There is no point having a gorgeous green garden if you do not spend any relaxing time in it - which is where garden furniture comes in. If you have comfortable seats in which to flop and listen to the bees buzzing on a hot summer's day then you will appreciate your garden all the more. But before you rush off to get your picnic table and sun loungers, take time to consider what materials have been used to make them.
If you are buying hardwood tables and chairs for example, then be sure of the timber's origins, especially if they are made from teak, iroko or nyatoh - again look out for the FSC mark.
If plastic furniture appeals to you, check the recycled content. There are now many suppliers of recycled plastic furniture.
Cast-iron furniture is also popular in gardens, but it is important to check what paint has been used to coat it. Is it lead-free? Does it contain solvents? And also, how far has the furniture travelled from manufacturer to retailer?
As soon as the evenings get lighter and warmer the urge to cook and eat outdoors gets stronger and by the middle of summer the barbecue season will be in full swing. They are a great way to get you and your friends out in the garden, but are barbecues environmentally friendly?
The first consideration is the kind of barbecue you plan to use. Probably the best type is home-built, using old bricks or an old tin drum, but if you have to buy one then check that any wood used as shelves and knobs is from a sustainably managed source.
When it comes to what you burn in the barbecue, most people opt for charcoal, which has an uncertain environmental record. Ideally, charcoal should be produced from old wood that is a byproduct of good forestry, that is, the thinnings. But there have been concerns that in some countries trees are being felled for the sole purpose of making charcoal. There are also worries that some countries are destroying environmentally sensitive mangrove forests in tropical coastal areas in order to produce charcoal.
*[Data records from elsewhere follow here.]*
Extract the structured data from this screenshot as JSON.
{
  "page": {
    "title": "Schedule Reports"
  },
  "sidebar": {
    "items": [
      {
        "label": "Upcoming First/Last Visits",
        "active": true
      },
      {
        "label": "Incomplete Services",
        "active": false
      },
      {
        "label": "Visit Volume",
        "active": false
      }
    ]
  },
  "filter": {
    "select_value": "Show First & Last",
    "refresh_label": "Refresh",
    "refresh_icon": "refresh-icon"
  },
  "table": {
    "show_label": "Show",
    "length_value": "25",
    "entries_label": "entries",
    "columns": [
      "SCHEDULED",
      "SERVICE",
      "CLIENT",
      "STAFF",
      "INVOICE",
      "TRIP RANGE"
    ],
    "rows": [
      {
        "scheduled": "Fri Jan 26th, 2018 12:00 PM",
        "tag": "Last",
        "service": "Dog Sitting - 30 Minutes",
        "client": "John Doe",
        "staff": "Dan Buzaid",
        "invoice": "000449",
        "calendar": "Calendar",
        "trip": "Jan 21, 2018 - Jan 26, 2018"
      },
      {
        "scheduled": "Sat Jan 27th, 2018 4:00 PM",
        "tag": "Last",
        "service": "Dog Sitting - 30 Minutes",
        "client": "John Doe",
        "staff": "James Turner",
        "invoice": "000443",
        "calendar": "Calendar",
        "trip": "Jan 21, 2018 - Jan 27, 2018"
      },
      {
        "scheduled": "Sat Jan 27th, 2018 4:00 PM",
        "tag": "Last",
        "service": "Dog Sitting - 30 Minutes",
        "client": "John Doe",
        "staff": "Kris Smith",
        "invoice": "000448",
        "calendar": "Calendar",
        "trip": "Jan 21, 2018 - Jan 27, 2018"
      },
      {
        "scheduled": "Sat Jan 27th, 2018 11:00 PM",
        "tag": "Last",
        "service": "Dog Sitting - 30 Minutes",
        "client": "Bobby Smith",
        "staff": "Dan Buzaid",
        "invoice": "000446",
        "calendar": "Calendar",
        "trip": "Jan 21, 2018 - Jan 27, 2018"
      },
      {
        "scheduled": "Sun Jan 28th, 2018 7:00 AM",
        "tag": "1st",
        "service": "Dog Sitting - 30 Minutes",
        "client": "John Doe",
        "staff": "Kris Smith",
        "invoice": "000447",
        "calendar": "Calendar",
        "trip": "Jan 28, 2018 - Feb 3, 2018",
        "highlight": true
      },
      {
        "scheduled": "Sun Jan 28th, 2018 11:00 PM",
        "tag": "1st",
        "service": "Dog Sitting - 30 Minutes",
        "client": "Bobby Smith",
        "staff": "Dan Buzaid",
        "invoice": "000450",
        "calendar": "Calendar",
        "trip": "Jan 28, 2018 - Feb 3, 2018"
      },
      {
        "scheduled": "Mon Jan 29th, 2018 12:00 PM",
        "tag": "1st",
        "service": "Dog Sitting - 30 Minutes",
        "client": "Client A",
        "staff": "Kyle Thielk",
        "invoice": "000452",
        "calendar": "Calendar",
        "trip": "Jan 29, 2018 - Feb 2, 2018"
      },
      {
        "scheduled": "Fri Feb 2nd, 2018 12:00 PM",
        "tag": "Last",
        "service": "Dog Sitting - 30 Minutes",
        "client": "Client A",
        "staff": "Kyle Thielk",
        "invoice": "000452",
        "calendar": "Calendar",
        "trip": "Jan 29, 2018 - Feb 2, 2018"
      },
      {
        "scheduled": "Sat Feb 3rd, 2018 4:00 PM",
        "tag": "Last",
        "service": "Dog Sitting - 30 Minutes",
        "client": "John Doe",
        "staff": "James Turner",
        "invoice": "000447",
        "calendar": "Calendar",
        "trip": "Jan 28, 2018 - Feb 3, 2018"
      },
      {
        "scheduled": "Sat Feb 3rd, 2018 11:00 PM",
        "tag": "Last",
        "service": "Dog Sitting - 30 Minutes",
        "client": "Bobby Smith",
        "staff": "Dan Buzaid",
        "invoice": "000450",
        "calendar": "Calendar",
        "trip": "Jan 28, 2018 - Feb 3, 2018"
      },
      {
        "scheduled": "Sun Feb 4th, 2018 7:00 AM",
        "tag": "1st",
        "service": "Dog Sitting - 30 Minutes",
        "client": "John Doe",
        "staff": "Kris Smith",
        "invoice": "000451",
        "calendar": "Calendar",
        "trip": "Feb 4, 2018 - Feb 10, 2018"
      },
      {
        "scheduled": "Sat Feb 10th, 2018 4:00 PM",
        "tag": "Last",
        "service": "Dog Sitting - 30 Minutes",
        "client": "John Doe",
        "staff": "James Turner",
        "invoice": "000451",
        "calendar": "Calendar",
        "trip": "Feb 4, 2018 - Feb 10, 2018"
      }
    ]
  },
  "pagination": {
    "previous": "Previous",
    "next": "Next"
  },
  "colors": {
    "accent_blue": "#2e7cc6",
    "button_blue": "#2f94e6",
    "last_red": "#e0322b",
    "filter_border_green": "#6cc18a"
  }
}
Given the question marks over the sustainable nature of charcoal, production overseas and the amount of polluting air miles notched up to bring in this kind of charcoal, it would be best to buy your charcoal locally, where it is likely to have come from managed coppiced woodland.